Pull every line holding the word "скрипт" out of the data and copy it.

——————

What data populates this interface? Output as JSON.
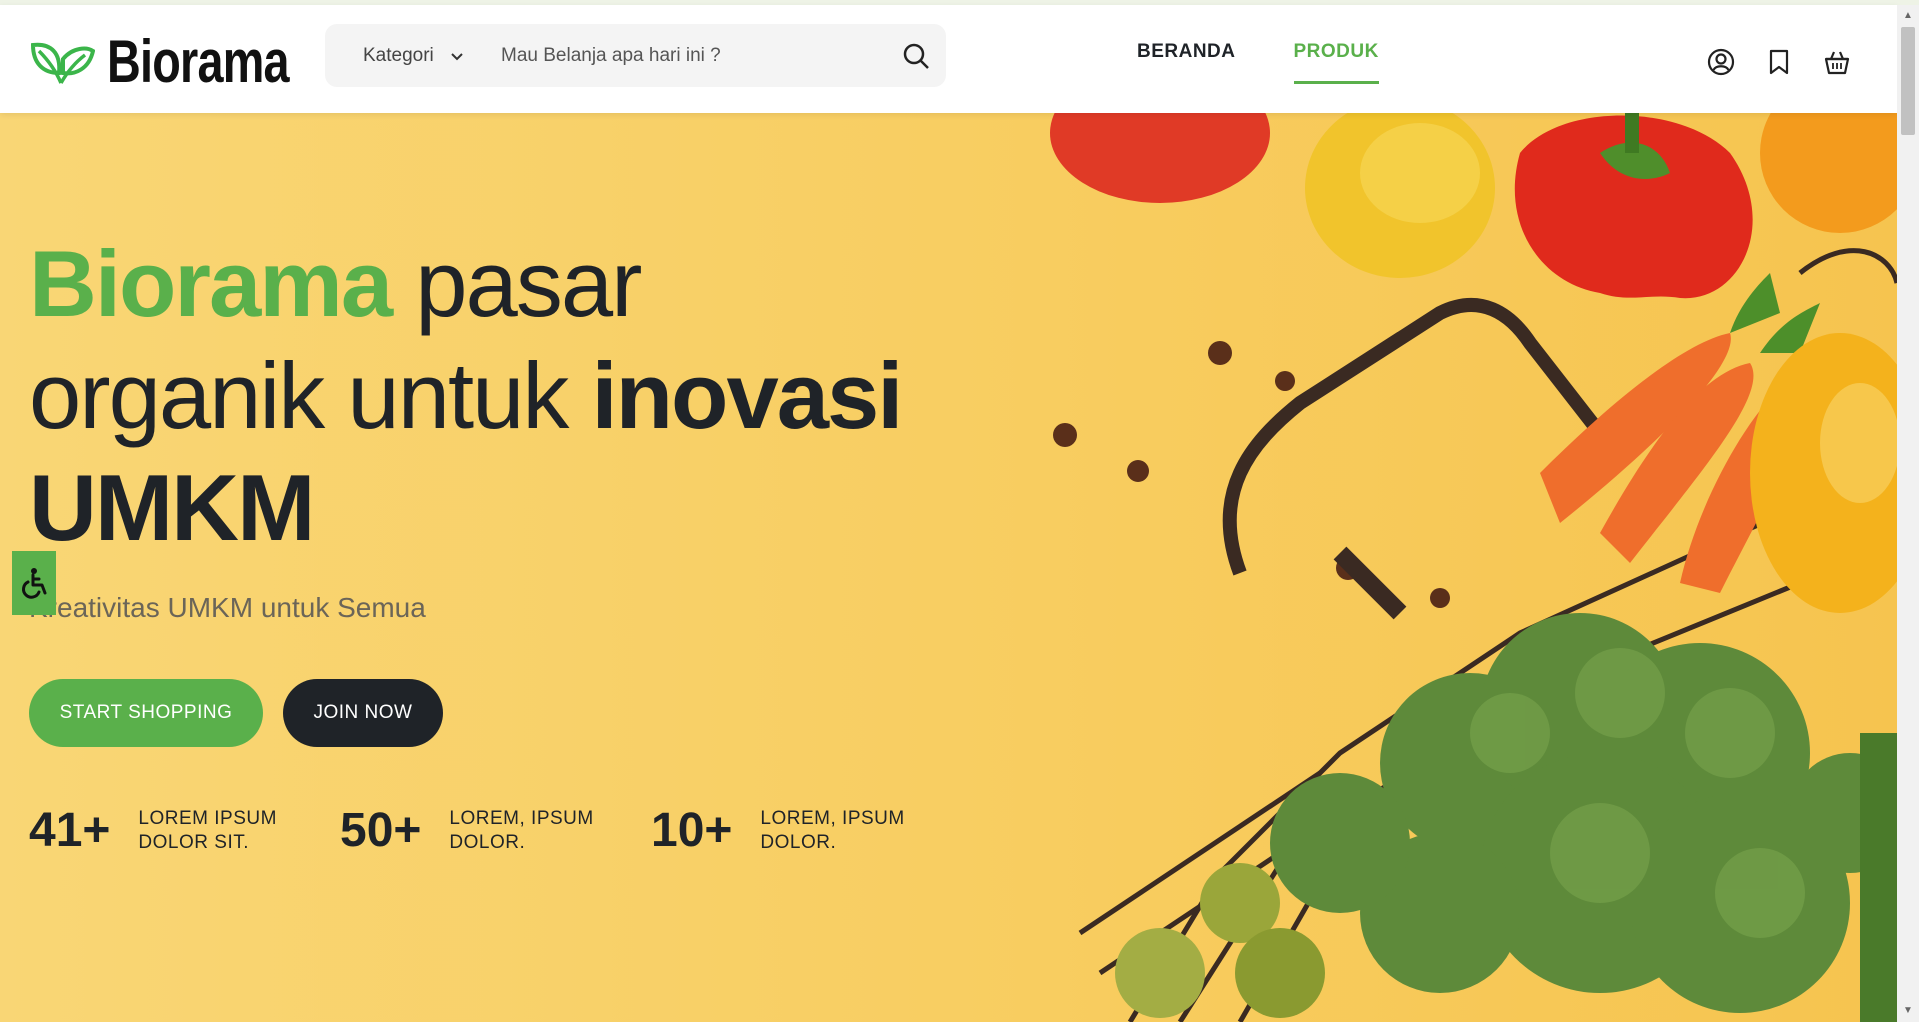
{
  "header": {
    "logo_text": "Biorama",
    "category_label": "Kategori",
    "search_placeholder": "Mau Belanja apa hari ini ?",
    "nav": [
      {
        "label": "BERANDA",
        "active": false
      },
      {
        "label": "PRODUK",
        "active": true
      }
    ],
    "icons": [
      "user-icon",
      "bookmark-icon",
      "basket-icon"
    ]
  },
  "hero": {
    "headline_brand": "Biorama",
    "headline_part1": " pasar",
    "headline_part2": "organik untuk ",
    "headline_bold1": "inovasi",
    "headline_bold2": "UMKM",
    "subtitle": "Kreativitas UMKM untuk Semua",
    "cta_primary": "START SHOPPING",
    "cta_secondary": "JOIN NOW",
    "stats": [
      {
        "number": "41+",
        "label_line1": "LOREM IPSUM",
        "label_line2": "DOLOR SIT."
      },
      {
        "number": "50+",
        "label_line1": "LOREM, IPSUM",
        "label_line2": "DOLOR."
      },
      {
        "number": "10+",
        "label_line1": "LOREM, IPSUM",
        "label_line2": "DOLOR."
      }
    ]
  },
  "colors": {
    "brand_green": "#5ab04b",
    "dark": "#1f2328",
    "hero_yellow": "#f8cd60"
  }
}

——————

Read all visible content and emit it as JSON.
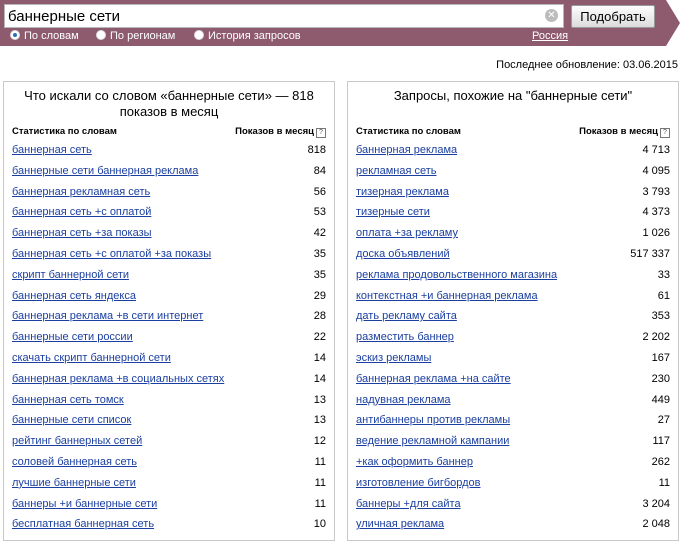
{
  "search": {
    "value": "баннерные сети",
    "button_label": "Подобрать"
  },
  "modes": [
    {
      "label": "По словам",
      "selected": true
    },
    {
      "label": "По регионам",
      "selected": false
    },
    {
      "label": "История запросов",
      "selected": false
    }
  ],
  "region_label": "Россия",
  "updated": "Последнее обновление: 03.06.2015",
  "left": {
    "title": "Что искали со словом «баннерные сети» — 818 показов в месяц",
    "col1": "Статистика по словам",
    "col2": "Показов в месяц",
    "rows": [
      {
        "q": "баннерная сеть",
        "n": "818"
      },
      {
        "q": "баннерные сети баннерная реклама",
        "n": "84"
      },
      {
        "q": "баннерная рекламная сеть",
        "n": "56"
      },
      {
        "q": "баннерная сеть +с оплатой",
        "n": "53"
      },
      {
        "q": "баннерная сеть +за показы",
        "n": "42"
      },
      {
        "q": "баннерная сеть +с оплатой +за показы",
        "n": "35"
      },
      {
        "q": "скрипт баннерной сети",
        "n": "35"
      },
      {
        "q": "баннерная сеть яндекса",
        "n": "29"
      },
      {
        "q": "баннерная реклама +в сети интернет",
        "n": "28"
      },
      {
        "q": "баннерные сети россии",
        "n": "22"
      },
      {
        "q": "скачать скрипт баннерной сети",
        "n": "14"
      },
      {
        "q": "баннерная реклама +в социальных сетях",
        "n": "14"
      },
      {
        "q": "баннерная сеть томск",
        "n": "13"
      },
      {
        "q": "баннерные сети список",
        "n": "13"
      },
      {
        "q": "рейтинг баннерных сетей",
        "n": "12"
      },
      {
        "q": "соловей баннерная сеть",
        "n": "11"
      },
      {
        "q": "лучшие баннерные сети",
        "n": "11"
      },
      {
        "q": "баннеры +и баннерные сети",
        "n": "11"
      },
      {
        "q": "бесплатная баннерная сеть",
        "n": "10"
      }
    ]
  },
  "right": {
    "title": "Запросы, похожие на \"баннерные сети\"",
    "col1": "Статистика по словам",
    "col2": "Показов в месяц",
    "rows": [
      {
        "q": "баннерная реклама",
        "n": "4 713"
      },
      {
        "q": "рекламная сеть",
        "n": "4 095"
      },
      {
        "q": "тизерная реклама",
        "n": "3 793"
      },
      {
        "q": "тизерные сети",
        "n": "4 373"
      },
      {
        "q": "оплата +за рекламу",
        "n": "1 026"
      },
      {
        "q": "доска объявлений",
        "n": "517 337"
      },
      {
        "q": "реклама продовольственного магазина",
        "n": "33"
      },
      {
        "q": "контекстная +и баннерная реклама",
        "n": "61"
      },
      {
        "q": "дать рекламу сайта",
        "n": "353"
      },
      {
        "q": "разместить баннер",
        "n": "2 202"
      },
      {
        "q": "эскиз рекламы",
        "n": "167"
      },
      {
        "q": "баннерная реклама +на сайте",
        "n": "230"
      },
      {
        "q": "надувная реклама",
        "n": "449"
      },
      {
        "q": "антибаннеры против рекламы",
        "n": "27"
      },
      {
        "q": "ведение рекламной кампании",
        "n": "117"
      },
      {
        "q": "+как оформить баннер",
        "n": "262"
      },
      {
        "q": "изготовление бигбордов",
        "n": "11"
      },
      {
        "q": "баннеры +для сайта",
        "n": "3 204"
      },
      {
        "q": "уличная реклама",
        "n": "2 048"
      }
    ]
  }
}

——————

Exercise solution:
        "q": "скрипт баннерной сети",
        "q": "скачать скрипт баннерной сети",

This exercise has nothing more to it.